● Data supplied
###
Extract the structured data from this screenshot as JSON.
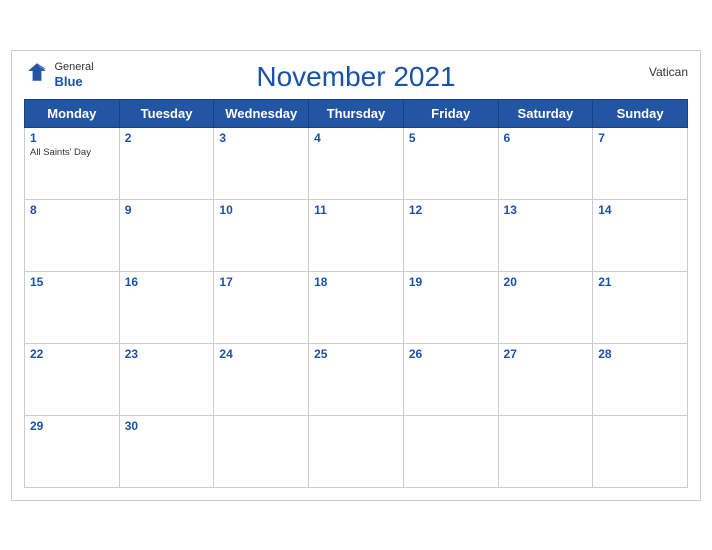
{
  "header": {
    "month_year": "November 2021",
    "country": "Vatican",
    "logo_line1": "General",
    "logo_line2": "Blue"
  },
  "weekdays": [
    "Monday",
    "Tuesday",
    "Wednesday",
    "Thursday",
    "Friday",
    "Saturday",
    "Sunday"
  ],
  "weeks": [
    [
      {
        "day": "1",
        "holiday": "All Saints' Day"
      },
      {
        "day": "2",
        "holiday": ""
      },
      {
        "day": "3",
        "holiday": ""
      },
      {
        "day": "4",
        "holiday": ""
      },
      {
        "day": "5",
        "holiday": ""
      },
      {
        "day": "6",
        "holiday": ""
      },
      {
        "day": "7",
        "holiday": ""
      }
    ],
    [
      {
        "day": "8",
        "holiday": ""
      },
      {
        "day": "9",
        "holiday": ""
      },
      {
        "day": "10",
        "holiday": ""
      },
      {
        "day": "11",
        "holiday": ""
      },
      {
        "day": "12",
        "holiday": ""
      },
      {
        "day": "13",
        "holiday": ""
      },
      {
        "day": "14",
        "holiday": ""
      }
    ],
    [
      {
        "day": "15",
        "holiday": ""
      },
      {
        "day": "16",
        "holiday": ""
      },
      {
        "day": "17",
        "holiday": ""
      },
      {
        "day": "18",
        "holiday": ""
      },
      {
        "day": "19",
        "holiday": ""
      },
      {
        "day": "20",
        "holiday": ""
      },
      {
        "day": "21",
        "holiday": ""
      }
    ],
    [
      {
        "day": "22",
        "holiday": ""
      },
      {
        "day": "23",
        "holiday": ""
      },
      {
        "day": "24",
        "holiday": ""
      },
      {
        "day": "25",
        "holiday": ""
      },
      {
        "day": "26",
        "holiday": ""
      },
      {
        "day": "27",
        "holiday": ""
      },
      {
        "day": "28",
        "holiday": ""
      }
    ],
    [
      {
        "day": "29",
        "holiday": ""
      },
      {
        "day": "30",
        "holiday": ""
      },
      {
        "day": "",
        "holiday": ""
      },
      {
        "day": "",
        "holiday": ""
      },
      {
        "day": "",
        "holiday": ""
      },
      {
        "day": "",
        "holiday": ""
      },
      {
        "day": "",
        "holiday": ""
      }
    ]
  ]
}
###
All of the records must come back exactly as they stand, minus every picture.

Extract the structured data from this screenshot as JSON.
{
  "header": {
    "month_year": "November 2021",
    "country": "Vatican",
    "logo_line1": "General",
    "logo_line2": "Blue"
  },
  "weekdays": [
    "Monday",
    "Tuesday",
    "Wednesday",
    "Thursday",
    "Friday",
    "Saturday",
    "Sunday"
  ],
  "weeks": [
    [
      {
        "day": "1",
        "holiday": "All Saints' Day"
      },
      {
        "day": "2",
        "holiday": ""
      },
      {
        "day": "3",
        "holiday": ""
      },
      {
        "day": "4",
        "holiday": ""
      },
      {
        "day": "5",
        "holiday": ""
      },
      {
        "day": "6",
        "holiday": ""
      },
      {
        "day": "7",
        "holiday": ""
      }
    ],
    [
      {
        "day": "8",
        "holiday": ""
      },
      {
        "day": "9",
        "holiday": ""
      },
      {
        "day": "10",
        "holiday": ""
      },
      {
        "day": "11",
        "holiday": ""
      },
      {
        "day": "12",
        "holiday": ""
      },
      {
        "day": "13",
        "holiday": ""
      },
      {
        "day": "14",
        "holiday": ""
      }
    ],
    [
      {
        "day": "15",
        "holiday": ""
      },
      {
        "day": "16",
        "holiday": ""
      },
      {
        "day": "17",
        "holiday": ""
      },
      {
        "day": "18",
        "holiday": ""
      },
      {
        "day": "19",
        "holiday": ""
      },
      {
        "day": "20",
        "holiday": ""
      },
      {
        "day": "21",
        "holiday": ""
      }
    ],
    [
      {
        "day": "22",
        "holiday": ""
      },
      {
        "day": "23",
        "holiday": ""
      },
      {
        "day": "24",
        "holiday": ""
      },
      {
        "day": "25",
        "holiday": ""
      },
      {
        "day": "26",
        "holiday": ""
      },
      {
        "day": "27",
        "holiday": ""
      },
      {
        "day": "28",
        "holiday": ""
      }
    ],
    [
      {
        "day": "29",
        "holiday": ""
      },
      {
        "day": "30",
        "holiday": ""
      },
      {
        "day": "",
        "holiday": ""
      },
      {
        "day": "",
        "holiday": ""
      },
      {
        "day": "",
        "holiday": ""
      },
      {
        "day": "",
        "holiday": ""
      },
      {
        "day": "",
        "holiday": ""
      }
    ]
  ]
}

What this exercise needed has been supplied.